Collected data:

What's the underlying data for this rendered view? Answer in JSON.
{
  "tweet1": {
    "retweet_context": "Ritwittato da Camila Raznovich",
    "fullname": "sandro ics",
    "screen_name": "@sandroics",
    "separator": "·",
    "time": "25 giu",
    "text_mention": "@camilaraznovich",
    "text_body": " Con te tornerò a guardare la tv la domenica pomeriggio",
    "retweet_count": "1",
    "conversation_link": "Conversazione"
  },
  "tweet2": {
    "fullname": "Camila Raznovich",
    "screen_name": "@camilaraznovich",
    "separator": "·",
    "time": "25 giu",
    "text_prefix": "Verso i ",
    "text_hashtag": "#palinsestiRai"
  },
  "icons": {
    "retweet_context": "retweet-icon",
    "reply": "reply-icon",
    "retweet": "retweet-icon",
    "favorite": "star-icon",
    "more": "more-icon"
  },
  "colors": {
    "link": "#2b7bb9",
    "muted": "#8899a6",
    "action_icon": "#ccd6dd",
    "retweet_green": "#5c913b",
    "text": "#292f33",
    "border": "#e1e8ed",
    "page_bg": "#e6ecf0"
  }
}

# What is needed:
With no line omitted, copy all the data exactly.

# Response to the exercise:
What's the underlying data for this rendered view? Answer in JSON.
{
  "tweet1": {
    "retweet_context": "Ritwittato da Camila Raznovich",
    "fullname": "sandro ics",
    "screen_name": "@sandroics",
    "separator": "·",
    "time": "25 giu",
    "text_mention": "@camilaraznovich",
    "text_body": " Con te tornerò a guardare la tv la domenica pomeriggio",
    "retweet_count": "1",
    "conversation_link": "Conversazione"
  },
  "tweet2": {
    "fullname": "Camila Raznovich",
    "screen_name": "@camilaraznovich",
    "separator": "·",
    "time": "25 giu",
    "text_prefix": "Verso i ",
    "text_hashtag": "#palinsestiRai"
  },
  "icons": {
    "retweet_context": "retweet-icon",
    "reply": "reply-icon",
    "retweet": "retweet-icon",
    "favorite": "star-icon",
    "more": "more-icon"
  },
  "colors": {
    "link": "#2b7bb9",
    "muted": "#8899a6",
    "action_icon": "#ccd6dd",
    "retweet_green": "#5c913b",
    "text": "#292f33",
    "border": "#e1e8ed",
    "page_bg": "#e6ecf0"
  }
}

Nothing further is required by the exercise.